By believing His love for us is not determined by a human frame,
By trusting that we draw Him near by merely calling His name. This precious baby we asked God for,
Prayed he'd be perfect and complete.
And, as Samuel means "God hears", He's laid His answer at our feet.

(Nicky de Beer : 27/05/2010)

Thursday, March 7, 2013

Learner Drivers

Don't worry - he didn't really fall at the end of the video :) Just came up a little close and then got a bit of a fright.  So Sam's taking a little longer to get used to the swivel wheels than what he did to the actual walker, which happened almost immediately.  He's still grasping the concept that, while holding on, the walker follows his hands...and being a rather busy little dude, his hands are all over the place. So holding on to the walker and his book, while gesturing about what he can see around him plus a little (gobby) talking and singing makes for a challenging exercise.  I made sure I had enough time yesterday morning to load the walker into the car to take along to our weekly physio session and it was awfully sweet watching Sam show off his newfound mobility to the ladies there. Heidi feels that the walker is perfect for Sam and was thrilled at his good posture while walking. She's even already started working on getting him into a standing position on his own, using the walker as support, so that he doesn't have to wait for someone to help him up. Not sure I'm terribly keen on this idea but I am pretty sure it'll take Sam some time to let go of his sensory anxieties and embrace such a massive step towards independence, so take your time little smurf.

We spent last weekend in Stilbaai and were thrilled to find the beach extremely quiet on Saturday morning, despite the lovely weather.  Sam, however, was not quite as thrilled though.  The sound of the waves seemed to frighten him which in turn added to his fear of the water and he was not loving the feeling of the sand on his skin.  So we had to take turns sitting under the umbrella with him.  Despite his distaste for the sea sand, Sam actually managed about five minutes of sitting unsupported on it which makes this whole sitting-aversion increasingly interesting...and baffling at that. So sitting on the hard, cold bath surface is in (without any water), as is (apparently) detestable sea sand and (only our) bed (still somewhat understandable). But sitting on the physio's spongey matt is out, as is the soft rug?  Am I the only one struggling to see the pattern here?
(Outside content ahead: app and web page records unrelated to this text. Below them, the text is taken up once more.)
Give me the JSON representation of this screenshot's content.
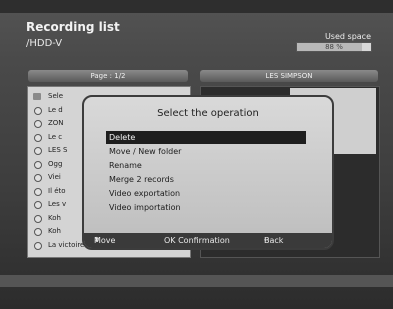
{
  "header": {
    "title": "Recording list",
    "path": "/HDD-V",
    "used_space_label": "Used space",
    "used_space_value": "88 %",
    "used_space_fraction": 0.88
  },
  "columns": {
    "left_header": "Page : 1/2",
    "right_header": "LES SIMPSON"
  },
  "list": {
    "items": [
      {
        "label": "Sele",
        "icon": "folder-icon"
      },
      {
        "label": "Le d",
        "icon": "recording-icon"
      },
      {
        "label": "ZON",
        "icon": "recording-icon"
      },
      {
        "label": "Le c",
        "icon": "recording-icon"
      },
      {
        "label": "LES S",
        "icon": "recording-icon"
      },
      {
        "label": "Ogg",
        "icon": "recording-icon"
      },
      {
        "label": "Viei",
        "icon": "recording-icon"
      },
      {
        "label": "Il éto",
        "icon": "recording-icon"
      },
      {
        "label": "Les v",
        "icon": "recording-icon"
      },
      {
        "label": "Koh",
        "icon": "recording-icon"
      },
      {
        "label": "Koh",
        "icon": "recording-icon"
      },
      {
        "label": "La victoire des vaincus",
        "icon": "recording-icon"
      }
    ]
  },
  "dialog": {
    "title": "Select the operation",
    "options": [
      {
        "label": "Delete",
        "selected": true
      },
      {
        "label": "Move / New folder",
        "selected": false
      },
      {
        "label": "Rename",
        "selected": false
      },
      {
        "label": "Merge 2 records",
        "selected": false
      },
      {
        "label": "Video exportation",
        "selected": false
      },
      {
        "label": "Video importation",
        "selected": false
      }
    ],
    "footer": {
      "move": "Move",
      "ok": "OK Confirmation",
      "back": "Back"
    }
  }
}
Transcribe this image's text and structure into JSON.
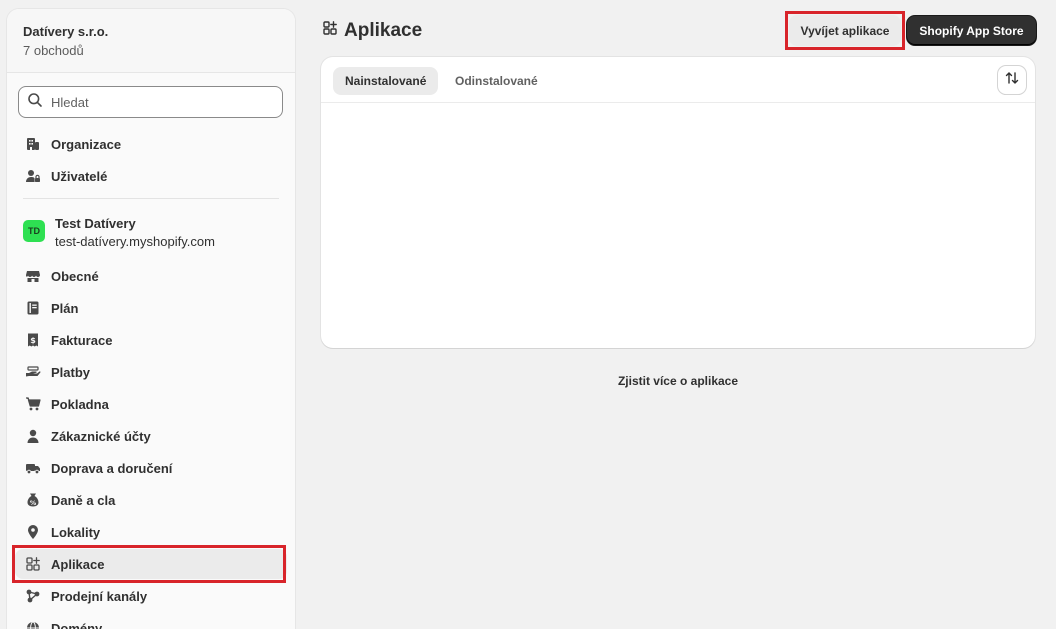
{
  "sidebar": {
    "org_name": "Datívery s.r.o.",
    "org_subtitle": "7 obchodů",
    "search_placeholder": "Hledat",
    "top_items": [
      {
        "label": "Organizace",
        "icon": "building-icon"
      },
      {
        "label": "Uživatelé",
        "icon": "users-lock-icon"
      }
    ],
    "store": {
      "avatar_initials": "TD",
      "name": "Test Datívery",
      "domain": "test-datívery.myshopify.com",
      "avatar_color": "#2ee052"
    },
    "settings_items": [
      {
        "label": "Obecné",
        "icon": "store-icon"
      },
      {
        "label": "Plán",
        "icon": "plan-icon"
      },
      {
        "label": "Fakturace",
        "icon": "receipt-icon"
      },
      {
        "label": "Platby",
        "icon": "payments-icon"
      },
      {
        "label": "Pokladna",
        "icon": "cart-icon"
      },
      {
        "label": "Zákaznické účty",
        "icon": "person-icon"
      },
      {
        "label": "Doprava a doručení",
        "icon": "truck-icon"
      },
      {
        "label": "Daně a cla",
        "icon": "tax-icon"
      },
      {
        "label": "Lokality",
        "icon": "location-icon"
      },
      {
        "label": "Aplikace",
        "icon": "apps-icon",
        "active": true
      },
      {
        "label": "Prodejní kanály",
        "icon": "channels-icon"
      },
      {
        "label": "Domény",
        "icon": "globe-icon"
      }
    ]
  },
  "header": {
    "title": "Aplikace",
    "develop_button": "Vyvíjet aplikace",
    "app_store_button": "Shopify App Store"
  },
  "card": {
    "tabs": [
      {
        "label": "Nainstalované",
        "selected": true
      },
      {
        "label": "Odinstalované",
        "selected": false
      }
    ]
  },
  "footer_link": "Zjistit více o aplikace",
  "colors": {
    "highlight": "#d8242a",
    "primary_button": "#303030",
    "background": "#f1f1f1"
  }
}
Snuggled safe in Dad's shoulder, protected from the wind and scary sound of the waves

Hands thrown up in a defensive startle reflex (from the sand) which quite often lands a pretty forceful blow to the face of the person holding Sam

Sammy and Oupa

Early Morning Grins

This moment was quite something...Sam not only taking a bottle from someone other than myself (and very occasionally Chris) but during a rather bumpy car ride.

Sam was playing with his empty Kiddy-Calm bucket in the bath last night, kept studying the letters on it (we have "school" every day at home which includes numbers, shapes, colours, signing, letters, etc) and then signing "Daddy".  After a while I'd realised that he'd recognised the "..ddy" from the word "daddy". It's so exciting that he's starting to associate and apply the things we learn at home, in every day "outside" environments for eg, he recognises the numbers used to mark tills and aisles in the shops, he recognises letters in shopfront adverts, etc. Me thinks that Sam might not be quite as ineducable as I was told he would be when receiving his diagnosis.  What thinks you?

1 comment:

  1. I KNOW our kids are much more educable than we were initially told. Stephen has been able to recognize some words since he was 3. He's working on sight words at home a year ahead of where he is in school. And this child LOVES counting like nothing else. It's just a matter of figuring out HOW they like to learn, you know? I just LOVE seeing Sam in his walker - it warms my heart. :-)